    Okay, at the center of Supernovas, but it's not really that much c
    compared at the whole...
    We have no equilibrium at all between creation of matter from energy and creation of energy from matter.

    Does it matter, anyway?
  11. Standard member XanthosNZ
    Cancerous Bus Crash
    11 Apr '06 09:37
    Originally posted by FabianFnas

    Does it matter, anyway?
    You stated that the number of protons in the universe is a constant and now you're saying that no it isn't?
  12. 11 Apr '06 09:57 / 1 edit
    Originally posted by XanthosNZ
    You stated that the number of protons in the universe is a constant and now you're saying that no it isn't?
    Sorry for the joke about matter and energy - "Does it matter?"

    In the stars fusion process, it doesn’t consume nor produce protons.
    In a supernova, it doesn’t consume nor produce protons.
    (As far as I know.)

    But when matter is pressed together in neutron stars or black holes - protons are consumed and neutrons produced.

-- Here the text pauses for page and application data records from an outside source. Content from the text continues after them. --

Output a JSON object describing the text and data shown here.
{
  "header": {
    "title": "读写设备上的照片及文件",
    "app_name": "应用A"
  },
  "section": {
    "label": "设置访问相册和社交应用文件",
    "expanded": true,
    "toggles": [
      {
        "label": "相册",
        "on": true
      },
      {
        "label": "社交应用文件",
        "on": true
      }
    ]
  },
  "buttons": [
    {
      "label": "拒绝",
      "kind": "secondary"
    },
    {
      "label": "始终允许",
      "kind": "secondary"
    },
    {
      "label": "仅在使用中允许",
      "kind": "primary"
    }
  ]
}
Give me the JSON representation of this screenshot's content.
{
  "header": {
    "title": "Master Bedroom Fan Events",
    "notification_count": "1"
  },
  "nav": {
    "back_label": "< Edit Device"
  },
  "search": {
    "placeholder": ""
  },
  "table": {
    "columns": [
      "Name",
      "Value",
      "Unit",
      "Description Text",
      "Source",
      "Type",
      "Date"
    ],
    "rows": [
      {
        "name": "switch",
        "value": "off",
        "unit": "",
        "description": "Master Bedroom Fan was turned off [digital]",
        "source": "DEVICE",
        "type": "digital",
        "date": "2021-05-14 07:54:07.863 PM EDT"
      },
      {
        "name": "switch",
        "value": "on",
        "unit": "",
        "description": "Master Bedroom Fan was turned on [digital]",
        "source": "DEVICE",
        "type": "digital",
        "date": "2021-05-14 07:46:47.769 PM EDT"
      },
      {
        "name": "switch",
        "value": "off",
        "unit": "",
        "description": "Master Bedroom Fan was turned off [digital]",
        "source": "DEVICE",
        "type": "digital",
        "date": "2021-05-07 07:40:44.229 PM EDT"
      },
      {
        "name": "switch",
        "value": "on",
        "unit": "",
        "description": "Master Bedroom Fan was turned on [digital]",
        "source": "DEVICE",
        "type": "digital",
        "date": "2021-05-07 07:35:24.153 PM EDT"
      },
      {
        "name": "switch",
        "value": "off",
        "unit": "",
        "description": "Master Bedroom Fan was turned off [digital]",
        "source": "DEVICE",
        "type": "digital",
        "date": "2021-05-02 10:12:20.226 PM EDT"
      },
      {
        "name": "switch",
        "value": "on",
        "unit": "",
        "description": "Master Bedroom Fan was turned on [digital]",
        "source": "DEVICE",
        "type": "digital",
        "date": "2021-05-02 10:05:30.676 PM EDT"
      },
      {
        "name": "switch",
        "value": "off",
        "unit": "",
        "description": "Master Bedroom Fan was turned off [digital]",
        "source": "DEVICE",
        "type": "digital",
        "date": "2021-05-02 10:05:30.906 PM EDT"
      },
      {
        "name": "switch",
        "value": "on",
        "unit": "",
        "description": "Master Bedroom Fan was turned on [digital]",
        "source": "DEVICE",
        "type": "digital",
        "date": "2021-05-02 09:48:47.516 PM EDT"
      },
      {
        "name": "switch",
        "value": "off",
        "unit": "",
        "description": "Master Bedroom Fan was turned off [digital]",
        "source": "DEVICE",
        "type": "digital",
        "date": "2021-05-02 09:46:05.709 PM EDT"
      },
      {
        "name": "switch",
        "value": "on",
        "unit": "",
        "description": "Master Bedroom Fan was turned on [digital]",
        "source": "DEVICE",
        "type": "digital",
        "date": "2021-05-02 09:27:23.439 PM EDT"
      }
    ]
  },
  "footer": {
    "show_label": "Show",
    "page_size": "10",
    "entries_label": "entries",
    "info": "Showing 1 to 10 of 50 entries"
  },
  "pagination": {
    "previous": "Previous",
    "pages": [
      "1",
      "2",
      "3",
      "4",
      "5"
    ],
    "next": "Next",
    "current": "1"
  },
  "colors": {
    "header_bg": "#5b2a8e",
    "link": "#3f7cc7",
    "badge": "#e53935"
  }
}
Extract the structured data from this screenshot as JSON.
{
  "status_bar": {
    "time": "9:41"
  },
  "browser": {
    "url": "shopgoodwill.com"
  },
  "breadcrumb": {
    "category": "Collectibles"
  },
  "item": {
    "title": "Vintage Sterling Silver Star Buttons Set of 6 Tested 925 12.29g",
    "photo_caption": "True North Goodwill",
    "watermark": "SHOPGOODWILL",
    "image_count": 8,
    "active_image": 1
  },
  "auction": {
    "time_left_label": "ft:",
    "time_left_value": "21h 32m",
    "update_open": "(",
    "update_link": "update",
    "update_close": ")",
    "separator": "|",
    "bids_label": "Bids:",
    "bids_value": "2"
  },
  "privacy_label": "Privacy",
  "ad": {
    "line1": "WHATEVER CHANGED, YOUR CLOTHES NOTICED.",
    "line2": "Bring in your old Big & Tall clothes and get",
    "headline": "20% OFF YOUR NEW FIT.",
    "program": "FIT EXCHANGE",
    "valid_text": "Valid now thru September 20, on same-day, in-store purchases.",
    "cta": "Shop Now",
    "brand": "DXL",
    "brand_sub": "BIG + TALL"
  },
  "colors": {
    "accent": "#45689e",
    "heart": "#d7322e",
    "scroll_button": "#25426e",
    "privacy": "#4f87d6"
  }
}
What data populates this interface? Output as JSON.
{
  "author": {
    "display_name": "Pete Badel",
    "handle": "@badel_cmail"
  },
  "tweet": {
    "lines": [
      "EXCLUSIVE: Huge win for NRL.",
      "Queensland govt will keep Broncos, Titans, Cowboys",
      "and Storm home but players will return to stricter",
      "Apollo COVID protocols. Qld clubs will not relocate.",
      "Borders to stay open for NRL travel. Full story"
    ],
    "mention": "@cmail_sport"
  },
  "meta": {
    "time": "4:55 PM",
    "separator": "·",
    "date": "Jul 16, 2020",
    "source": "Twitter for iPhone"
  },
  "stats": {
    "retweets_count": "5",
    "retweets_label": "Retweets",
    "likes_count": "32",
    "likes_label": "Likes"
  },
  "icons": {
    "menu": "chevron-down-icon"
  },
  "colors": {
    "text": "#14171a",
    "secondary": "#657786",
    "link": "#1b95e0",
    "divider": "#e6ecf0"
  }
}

    What other processes consume or produce protons in an amount that is considerable? The expansion of universe doesn't produce nor consume protons though.
  13. Standard member sven1000
    Astrophysicist
    12 Apr '06 01:23 / 1 edit
    The expansion of the universe does not create protons, but the number in the "known" universe still increases, because the volume of the universe we can see increases. As time goes on, we see more of the previously "unknown" universe, which of course has protons, neutrons, and everything else in it as well. Thus the two questions are actually tied together, since the number of protons depends on the volume of space we can see. The average density of the universe is about 7.5 x 10^-31 g/cm^3 and about 7/8 of that is in protons (mass = 1.67x10^-24 g). The volume of the universe is about 4*pi*(c*age)^3/3 = 9 x 10^84 cm^3. So the number of protons (currently) is roughly 3.5 x 10^78.
  14. 12 Apr '06 11:25
    Originally posted by sven1000
    ... The volume of the universe is about 4*pi*(c*age)^3/3 = 9 x 10^84 cm^3. ...
    When you apply a formula for calculating tha volume to a such large entity as the known univers itself, you have to take the topology of the universe into consideration. Is our universe open or closed? Is it spherical, hyperbolical or straight up flat? Do you know? Does anyone know? Yet?
  15. Standard member Alcra
    Lazy Sod
    12 Apr '06 12:12
    Originally posted by sven1000
    The expansion of the universe does not create protons, but the number in the "known" universe still increases, because the volume of the universe we can see increases. As time goes on, we see more of the previously "unknown" universe, which of course has protons, neutrons, and everything else in it as well. Thus the two questions are actually tied togethe ...[text shortened]... *(c*age)^3/3 = 9 x 10^84 cm^3. So the number of protons (currently) is roughly 3.5 x 10^78.
    OK, we have come pretty close to each other, using two different techniques.

    Any other ideas?